Douglass was resistant to the idea at first, but, during his months in Ireland in the mid 1840s, he came to see that the Irish working poor and U.S. slaves had a lot in common. Read Colum McCann’s novel TransAtlantic for an interesting take on Douglass’s time in Ireland.

The Heroic Slave draws on the real life of Madison Washington. Why was Washington’s story so important to Douglass?

Madison Washington led the slave revolt on the American slaver Creole in 1841. The slaves killed a white officer and gained their freedom in the British Bahamas. Initially, Douglass was a moral suasionist like Garrison, convinced that violence was bad for the antislavery cause. But after breaking from Garrison, Douglass came to believe that the violence of slavery merited a violent response, and Washington became one of his heroes and the subject of a number of his lectures. In his novella, Douglass presents Washington as an orator who sounds a lot like Douglass; Washington is arguably a fantasy version of Douglass as the heroic black who leads his people to freedom.

John Brown was a “constant thorn in my side,” according to Douglass. In what ways was Brown prickly?

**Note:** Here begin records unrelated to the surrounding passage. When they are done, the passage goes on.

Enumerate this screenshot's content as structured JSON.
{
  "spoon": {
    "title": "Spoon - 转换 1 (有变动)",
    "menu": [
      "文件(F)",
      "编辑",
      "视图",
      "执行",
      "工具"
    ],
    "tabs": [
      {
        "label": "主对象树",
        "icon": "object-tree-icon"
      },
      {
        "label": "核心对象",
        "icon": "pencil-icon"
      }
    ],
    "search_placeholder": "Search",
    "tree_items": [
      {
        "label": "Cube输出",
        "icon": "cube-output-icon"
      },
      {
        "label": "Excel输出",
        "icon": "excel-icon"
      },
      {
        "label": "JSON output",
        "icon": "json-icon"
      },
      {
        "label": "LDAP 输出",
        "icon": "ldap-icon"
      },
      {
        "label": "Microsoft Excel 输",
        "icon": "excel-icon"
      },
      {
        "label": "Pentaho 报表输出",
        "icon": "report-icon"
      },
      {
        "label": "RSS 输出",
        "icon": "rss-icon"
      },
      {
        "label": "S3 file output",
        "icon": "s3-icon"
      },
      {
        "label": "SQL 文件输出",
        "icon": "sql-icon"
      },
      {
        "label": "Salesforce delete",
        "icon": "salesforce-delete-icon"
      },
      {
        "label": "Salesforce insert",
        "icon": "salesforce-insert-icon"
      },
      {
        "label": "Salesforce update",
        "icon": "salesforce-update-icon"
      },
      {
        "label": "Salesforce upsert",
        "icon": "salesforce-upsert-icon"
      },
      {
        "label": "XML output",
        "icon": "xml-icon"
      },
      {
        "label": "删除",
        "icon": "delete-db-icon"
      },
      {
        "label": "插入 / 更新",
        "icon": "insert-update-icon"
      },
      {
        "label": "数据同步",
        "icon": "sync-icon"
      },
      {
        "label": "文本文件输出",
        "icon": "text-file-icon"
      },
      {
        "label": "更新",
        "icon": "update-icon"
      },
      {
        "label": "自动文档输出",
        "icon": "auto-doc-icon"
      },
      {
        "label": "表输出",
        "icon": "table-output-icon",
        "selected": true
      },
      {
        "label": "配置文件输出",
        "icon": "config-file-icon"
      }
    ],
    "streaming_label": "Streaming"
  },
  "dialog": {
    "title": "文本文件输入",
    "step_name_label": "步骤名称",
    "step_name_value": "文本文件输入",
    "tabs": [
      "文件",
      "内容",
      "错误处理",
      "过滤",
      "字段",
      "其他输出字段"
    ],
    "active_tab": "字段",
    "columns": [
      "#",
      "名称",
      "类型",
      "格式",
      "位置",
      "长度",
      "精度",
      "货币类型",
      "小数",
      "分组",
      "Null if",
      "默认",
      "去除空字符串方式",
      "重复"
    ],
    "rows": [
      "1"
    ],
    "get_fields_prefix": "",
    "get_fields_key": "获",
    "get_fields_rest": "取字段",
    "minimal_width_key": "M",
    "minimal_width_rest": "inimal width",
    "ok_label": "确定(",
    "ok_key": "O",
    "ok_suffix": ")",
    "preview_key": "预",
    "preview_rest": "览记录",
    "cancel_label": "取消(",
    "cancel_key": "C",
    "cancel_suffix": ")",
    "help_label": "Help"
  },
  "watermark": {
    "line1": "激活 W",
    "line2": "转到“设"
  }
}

Brown was prickly because he was so principled. Principled people tend not to be pragmatic, as Douglass came to realize when Brown, during a secret meeting in a small town in Pennsylvania, asked him to join the raid on the federal arsenal at Harpers Ferry. Douglass declined, but as he makes clear in his speeches and in his chapter on Brown in Life and Times, there were few white men in America that Douglass admired more than Brown.

Why didn’t Douglass support Lincoln’s presidential candidacy in 1860 or 1864?

Douglass wanted a radical abolitionist for the presidency in 1860, and in 1864 he initially supported John C. Frémont because he thought Lincoln wasn’t completely committed to the antislavery cause. During the opening years of the Civil War, Douglass was so frustrated by Lincoln’s hesitancy to argue for antislavery that he printed an article in his Douglass’ Monthly declaring that there were no essential difference between Lincoln and Jefferson Davis. By the time of the Second Inaugural, Douglass was very pleased that Lincoln was president.

Your favorite Frederick Douglass story? Best and worst traits?

I am fascinated by the various stories of Douglass’s seeming reconciliation with his former master, Thomas Auld, in 1877. According to Douglass’s account in Life and Times, theirs was a tearful reconciliation on Maryland’s Eastern Shore. Douglass intensifies his account by stating that the meeting occurred shortly before Auld’s death. But Auld lived for another few years. On close examination of this and other of Douglass’s accounts of the apparent reconciliation, Douglass seems intent on displaying his worldly success to his former master. Douglass could be vain at times. But this scene also conveys Douglass’s conviction that blacks had just as much right to call the South their home as whites. Among Douglass’s many strengths was a racial pride and concern for the larger black community.

In 1848, Douglass stood for women’s rights at Seneca Falls, and in 1888, declared, “I am a radical woman suffrage man.” What kept him true to women’s rights even when the suffragists treated him abominably?

In defense of the suffragists, they were upset with Douglass’s support for the Fifteenth Amendment, which gave black men (and not white women) the right to vote. Susan B. Anthony and others insisted that Douglass should withhold his support for the amendment until it included women.

In defense of Douglass, he believed that if “men” had the right to vote, then that should be true for men of all colors. But he never for an instant stopped arguing for women’s suffrage. He believed in human equality and had a nearly 50-year commitment to women’s rights. He died in 1895 shortly after giving a speech at a women’s rights convention.

Why do you say Douglass had “faith in writing itself.”

Douglass was a man of words. In James McBride’s novel, The Good Lord Bird, the narrator mocks Douglass for refusing to join Brown at Harpers Ferry, decrying how he regularly chose words over action. But for Douglass, writing was action, as he saw early on in his career when his Narrative galvanized abolitionists. This orator and activist believed that writing could change the world.

About the Author

Edited by Anna Maria Gillis, managing editor of Humanities.